Even the Christmas and New Year's period is "intense", former Ferrari spokesman Luca Colajanni admitted, because the new cars are now launched in January.
So the August break is "a win for everyone in formula one," Toro Rosso sporting director Steve Nielsen said.
Red Bull team boss Christian Horner added: "Everyone has earned the chance to recharge their batteries."
Gutierrez not worried about 'speculation'
(GMM) Esteban Gutierrez insists he is not worrying about speculation his F1 career might end after just a single season.
Amid Sauber's struggle for pace and survival in 2013, the rookie Mexican has also struggled to make an impression alongside teammate Nico Hulkenberg.
And even though boss Monisha Kaltenborn has denied the rumors, it is suggested the arrival of Sauber's new Russian partners could mean the team's existing Mexican sponsors – and Gutierrez – leave at the end of the season.
"All I know is that there is a lot of speculation," the 21-year-old is quoted by Brazil's Totalrace.

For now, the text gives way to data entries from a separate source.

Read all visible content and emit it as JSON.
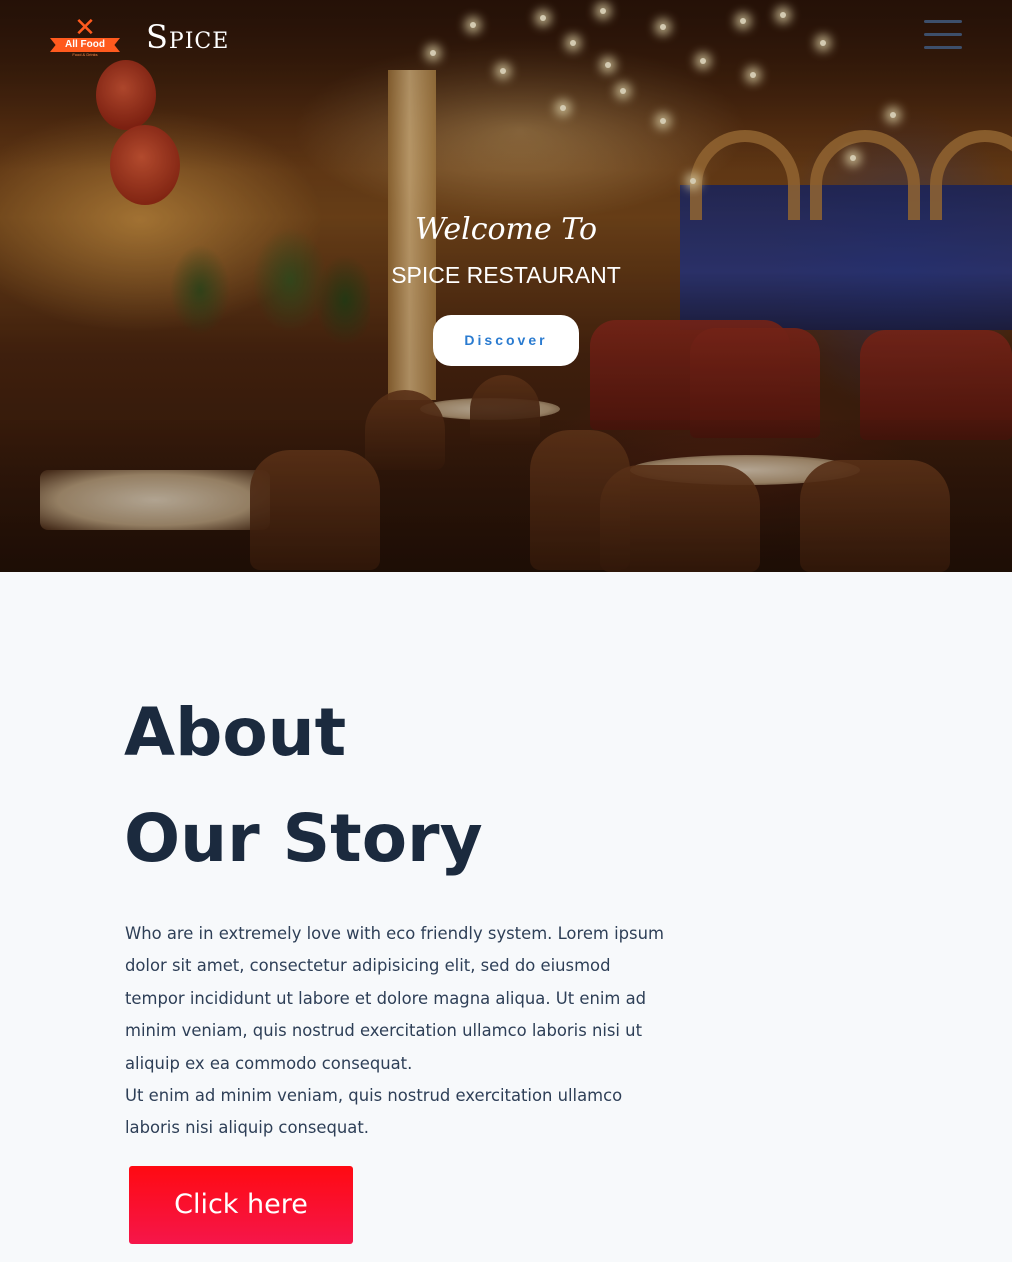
{
  "header": {
    "logo_text": "All Food",
    "logo_tagline": "Food & Drinks",
    "brand": "Spice"
  },
  "hero": {
    "welcome": "Welcome To",
    "title": "SPICE RESTAURANT",
    "cta_label": "Discover"
  },
  "about": {
    "title_line1": "About",
    "title_line2": "Our Story",
    "paragraph1": "Who are in extremely love with eco friendly system. Lorem ipsum dolor sit amet, consectetur adipisicing elit, sed do eiusmod tempor incididunt ut labore et dolore magna aliqua. Ut enim ad minim veniam, quis nostrud exercitation ullamco laboris nisi ut aliquip ex ea commodo consequat.",
    "paragraph2": "Ut enim ad minim veniam, quis nostrud exercitation ullamco laboris nisi aliquip consequat.",
    "button_label": "Click here"
  },
  "colors": {
    "brand_orange": "#ff5a1e",
    "heading": "#1b2a3e",
    "body_text": "#2e3f57",
    "button_red": "#ff0a12",
    "discover_text": "#2a7bd0",
    "page_bg": "#f7f9fb"
  },
  "icons": {
    "menu": "hamburger-icon",
    "logo": "crossed-utensils-icon"
  }
}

"There are many people (drivers) around, many cars (for 2014), and this generates a lot of rumors and information that is not accurate," said Gutierrez.
"Right now, the most important thing is that nothing has changed this season. I'm focused on doing a good job.
"The entire career of a driver depends on results, and this is what I am focused on.
"It doesn't matter much what I did or did not do in the first half of the season. The important thing is what I do in the second, and in this way I think I have much to gain and little to lose.
"I am determined and will make every effort to achieve what I have always wanted in my life," he added.
Ecclestone vows to help F1 hopeful Felipe Nasr
(GMM) As one Brazilian driver's future hangs in the balance, yet another looks set to step onto the 2014 grid.
Livio Oricchio, the respected correspondent for Brazil's O Estado de S.Paulo newspaper, reported recently that GP2 driver Felipe Nasr is likely to make his debut next year.
The 20-year-old, currently second in the GP2 standings, admitted in June he is "not far" from making the big step up to formula one.
Now, Brazil's Globo has quoted F1 chief executive Bernie Ecclestone as telling Nasr: "I'm here. Anytime you need advice, you can shout.
"I need a Brazilian driver," he added.
Indeed, if Felipe Massa – currently F1's only Brazilian – does not get a new Ferrari contract for 2014, he has not ruled out simply quitting the category.
Ecclestone hinted that some F1 teams are interested in Nasr.
"I have talked to them a few times and people are really impressed with how he has developed over the last few years," said the 82-year-old Briton.
Nasr, however, warned: "The dream of reaching the top of world motor sport is close, but not easy.
"It depends on good results but also financial support," he admitted.
Setback For Ecclestone After FOG, CVC Ordered To Release F1 Sale Documents
F1 CEO Bernie Ecclestone’s "legal problems deepened after Formula One Group and owners CVC were ordered by a London court to release hundreds of documents relating to the sale of the motor racing series seven years ago, amid claims it was undervalued," according to Roger Blitz of the FINANCIAL TIMES.
Ecclestone and other defendants "face a claim from German media group Constantin Medien for damages of at least $171M." Ecclestone's legal team "must now prepare for the Constantin Medien court case," which has been set for Oct. 28 and is scheduled to last six weeks. Ecclestone "is expected to be called as a witness," along with F1 CFO Duncan Llowarch.
Among the documents the judge ordered CVC to disclose "are due diligence reports on F1 at the time of the sale and the refinancing; appendages to the disclosure letter from Mr. Ecclestone to CVC at the time of the transaction relating to F1 revenue streams; CVC’s loan application to RBS relating to its purchase; investment committee minutes; financial models it relied upon for its offer; and a Deloitte tax report prepared for CVC at the time of refinancing."
The judge said that FOG "had to disclose in-house financial models projecting revenues and costs, a memorandum of understanding signed by F1 teams that committed them to F1 until 2012, documents relating to the purchase of sponsorship and hospitality businesses; and documents relating to the addition of a race in Abu Dhabi to the F1 calendar." FT